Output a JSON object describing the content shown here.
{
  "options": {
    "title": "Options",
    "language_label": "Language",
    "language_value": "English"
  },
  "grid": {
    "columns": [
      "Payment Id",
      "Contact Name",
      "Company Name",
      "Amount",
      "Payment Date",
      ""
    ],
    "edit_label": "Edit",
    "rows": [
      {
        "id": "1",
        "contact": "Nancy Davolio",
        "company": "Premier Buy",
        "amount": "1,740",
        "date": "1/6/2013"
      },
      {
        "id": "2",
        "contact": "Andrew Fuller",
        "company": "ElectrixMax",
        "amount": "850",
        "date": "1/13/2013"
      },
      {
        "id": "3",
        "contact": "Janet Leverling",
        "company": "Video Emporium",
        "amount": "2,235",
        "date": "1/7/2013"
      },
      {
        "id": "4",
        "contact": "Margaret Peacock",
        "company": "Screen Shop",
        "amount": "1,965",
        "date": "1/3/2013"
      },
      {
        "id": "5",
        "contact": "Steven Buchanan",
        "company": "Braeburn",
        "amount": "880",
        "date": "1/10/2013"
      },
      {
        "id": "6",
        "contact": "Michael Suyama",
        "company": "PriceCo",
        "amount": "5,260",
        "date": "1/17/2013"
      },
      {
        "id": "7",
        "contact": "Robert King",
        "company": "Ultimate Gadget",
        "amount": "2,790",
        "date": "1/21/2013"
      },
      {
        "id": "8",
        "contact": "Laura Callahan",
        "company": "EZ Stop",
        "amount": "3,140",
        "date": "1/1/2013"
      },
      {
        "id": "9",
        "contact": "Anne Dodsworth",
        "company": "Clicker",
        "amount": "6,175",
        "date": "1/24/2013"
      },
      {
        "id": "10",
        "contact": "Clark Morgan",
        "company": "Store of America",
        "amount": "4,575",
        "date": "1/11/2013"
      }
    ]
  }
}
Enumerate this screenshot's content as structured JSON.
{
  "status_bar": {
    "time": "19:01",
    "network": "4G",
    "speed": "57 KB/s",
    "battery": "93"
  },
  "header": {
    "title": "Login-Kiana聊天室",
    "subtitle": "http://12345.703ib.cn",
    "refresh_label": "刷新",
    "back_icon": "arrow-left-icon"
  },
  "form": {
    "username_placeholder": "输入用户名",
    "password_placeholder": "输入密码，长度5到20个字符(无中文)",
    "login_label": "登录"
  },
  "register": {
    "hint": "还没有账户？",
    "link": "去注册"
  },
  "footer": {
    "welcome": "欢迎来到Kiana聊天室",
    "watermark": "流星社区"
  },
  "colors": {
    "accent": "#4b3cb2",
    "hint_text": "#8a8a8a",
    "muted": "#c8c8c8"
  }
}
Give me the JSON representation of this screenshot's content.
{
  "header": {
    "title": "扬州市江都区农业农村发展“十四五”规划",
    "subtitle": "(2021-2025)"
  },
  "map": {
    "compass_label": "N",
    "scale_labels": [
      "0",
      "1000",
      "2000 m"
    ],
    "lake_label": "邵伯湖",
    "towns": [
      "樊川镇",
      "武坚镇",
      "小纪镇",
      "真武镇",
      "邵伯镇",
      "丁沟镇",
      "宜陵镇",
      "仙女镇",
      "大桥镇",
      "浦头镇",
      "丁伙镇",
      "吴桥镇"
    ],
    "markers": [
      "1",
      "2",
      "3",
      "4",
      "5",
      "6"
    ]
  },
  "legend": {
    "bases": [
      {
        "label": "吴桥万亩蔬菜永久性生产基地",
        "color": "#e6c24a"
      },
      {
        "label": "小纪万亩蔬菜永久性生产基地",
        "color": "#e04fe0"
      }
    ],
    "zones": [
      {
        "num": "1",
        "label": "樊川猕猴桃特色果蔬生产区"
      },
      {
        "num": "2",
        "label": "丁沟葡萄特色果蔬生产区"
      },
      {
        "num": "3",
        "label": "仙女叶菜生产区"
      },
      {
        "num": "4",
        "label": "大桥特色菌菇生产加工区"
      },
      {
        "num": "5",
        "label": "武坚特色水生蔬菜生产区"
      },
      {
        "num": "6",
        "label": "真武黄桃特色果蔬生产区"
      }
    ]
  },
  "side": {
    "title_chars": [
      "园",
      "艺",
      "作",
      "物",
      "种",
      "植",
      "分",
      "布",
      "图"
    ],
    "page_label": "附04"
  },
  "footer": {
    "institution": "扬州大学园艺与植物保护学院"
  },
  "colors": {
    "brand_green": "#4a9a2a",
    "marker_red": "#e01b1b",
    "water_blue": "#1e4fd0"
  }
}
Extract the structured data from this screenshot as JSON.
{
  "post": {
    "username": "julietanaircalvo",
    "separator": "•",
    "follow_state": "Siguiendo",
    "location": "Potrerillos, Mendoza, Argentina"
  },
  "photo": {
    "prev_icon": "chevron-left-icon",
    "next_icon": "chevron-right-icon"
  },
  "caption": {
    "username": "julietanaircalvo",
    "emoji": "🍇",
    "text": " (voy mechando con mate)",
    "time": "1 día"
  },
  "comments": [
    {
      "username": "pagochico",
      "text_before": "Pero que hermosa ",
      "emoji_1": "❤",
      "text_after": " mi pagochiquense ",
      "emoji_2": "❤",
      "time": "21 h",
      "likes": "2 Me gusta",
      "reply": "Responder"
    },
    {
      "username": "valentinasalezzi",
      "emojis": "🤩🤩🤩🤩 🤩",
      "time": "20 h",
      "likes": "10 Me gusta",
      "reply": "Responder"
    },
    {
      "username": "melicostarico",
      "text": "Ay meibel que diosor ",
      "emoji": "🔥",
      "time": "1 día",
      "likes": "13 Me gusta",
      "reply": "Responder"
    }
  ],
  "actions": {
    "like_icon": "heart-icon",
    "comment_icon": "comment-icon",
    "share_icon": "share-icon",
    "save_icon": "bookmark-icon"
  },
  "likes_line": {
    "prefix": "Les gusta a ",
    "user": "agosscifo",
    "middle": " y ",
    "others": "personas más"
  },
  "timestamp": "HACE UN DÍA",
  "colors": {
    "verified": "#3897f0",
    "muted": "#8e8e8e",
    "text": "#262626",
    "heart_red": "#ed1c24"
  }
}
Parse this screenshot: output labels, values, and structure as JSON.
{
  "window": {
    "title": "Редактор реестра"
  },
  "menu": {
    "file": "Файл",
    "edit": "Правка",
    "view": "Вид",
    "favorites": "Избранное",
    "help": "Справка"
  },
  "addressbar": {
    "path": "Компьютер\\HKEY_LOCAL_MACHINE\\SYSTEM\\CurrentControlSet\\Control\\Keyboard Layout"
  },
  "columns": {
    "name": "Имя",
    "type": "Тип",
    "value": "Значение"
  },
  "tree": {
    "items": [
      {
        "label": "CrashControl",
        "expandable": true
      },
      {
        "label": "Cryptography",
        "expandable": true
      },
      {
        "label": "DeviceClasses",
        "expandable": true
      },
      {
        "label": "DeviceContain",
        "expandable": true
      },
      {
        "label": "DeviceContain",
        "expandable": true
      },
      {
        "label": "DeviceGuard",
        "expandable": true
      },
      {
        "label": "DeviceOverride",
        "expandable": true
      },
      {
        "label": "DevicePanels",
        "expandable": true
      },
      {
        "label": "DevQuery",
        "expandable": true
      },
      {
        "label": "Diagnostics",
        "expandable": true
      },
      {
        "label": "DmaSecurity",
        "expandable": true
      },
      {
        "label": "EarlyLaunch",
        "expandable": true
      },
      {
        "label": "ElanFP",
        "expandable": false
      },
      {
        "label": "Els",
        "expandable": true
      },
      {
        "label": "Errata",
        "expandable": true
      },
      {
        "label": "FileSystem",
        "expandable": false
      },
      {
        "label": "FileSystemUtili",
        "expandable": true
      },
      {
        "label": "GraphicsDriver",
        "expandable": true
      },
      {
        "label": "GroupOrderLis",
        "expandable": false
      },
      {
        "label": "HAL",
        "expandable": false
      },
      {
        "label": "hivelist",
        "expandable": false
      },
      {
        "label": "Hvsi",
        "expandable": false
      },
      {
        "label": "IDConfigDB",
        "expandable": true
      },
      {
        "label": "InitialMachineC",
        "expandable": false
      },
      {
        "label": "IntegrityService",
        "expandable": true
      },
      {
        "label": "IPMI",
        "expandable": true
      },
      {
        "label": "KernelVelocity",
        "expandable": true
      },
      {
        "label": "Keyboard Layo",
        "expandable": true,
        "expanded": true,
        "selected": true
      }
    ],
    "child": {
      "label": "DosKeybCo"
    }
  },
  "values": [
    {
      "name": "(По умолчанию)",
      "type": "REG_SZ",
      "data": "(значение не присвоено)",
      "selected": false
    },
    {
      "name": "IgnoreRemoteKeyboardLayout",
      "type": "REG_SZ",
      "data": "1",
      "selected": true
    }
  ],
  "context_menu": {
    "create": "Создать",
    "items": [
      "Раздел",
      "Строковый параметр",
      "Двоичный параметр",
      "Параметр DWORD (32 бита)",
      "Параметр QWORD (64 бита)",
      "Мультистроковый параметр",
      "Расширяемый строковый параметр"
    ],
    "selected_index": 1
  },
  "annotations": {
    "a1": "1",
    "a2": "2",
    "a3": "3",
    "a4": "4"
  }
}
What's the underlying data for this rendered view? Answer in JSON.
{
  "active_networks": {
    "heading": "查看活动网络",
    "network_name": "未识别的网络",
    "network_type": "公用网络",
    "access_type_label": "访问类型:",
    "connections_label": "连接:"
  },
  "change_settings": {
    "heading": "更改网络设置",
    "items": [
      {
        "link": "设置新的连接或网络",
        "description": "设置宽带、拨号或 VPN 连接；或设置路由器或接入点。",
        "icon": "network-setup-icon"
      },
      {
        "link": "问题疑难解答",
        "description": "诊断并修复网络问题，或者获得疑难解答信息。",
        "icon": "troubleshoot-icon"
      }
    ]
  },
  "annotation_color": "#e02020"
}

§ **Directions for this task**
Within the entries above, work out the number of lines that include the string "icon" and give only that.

§ **Solution for this problem**
9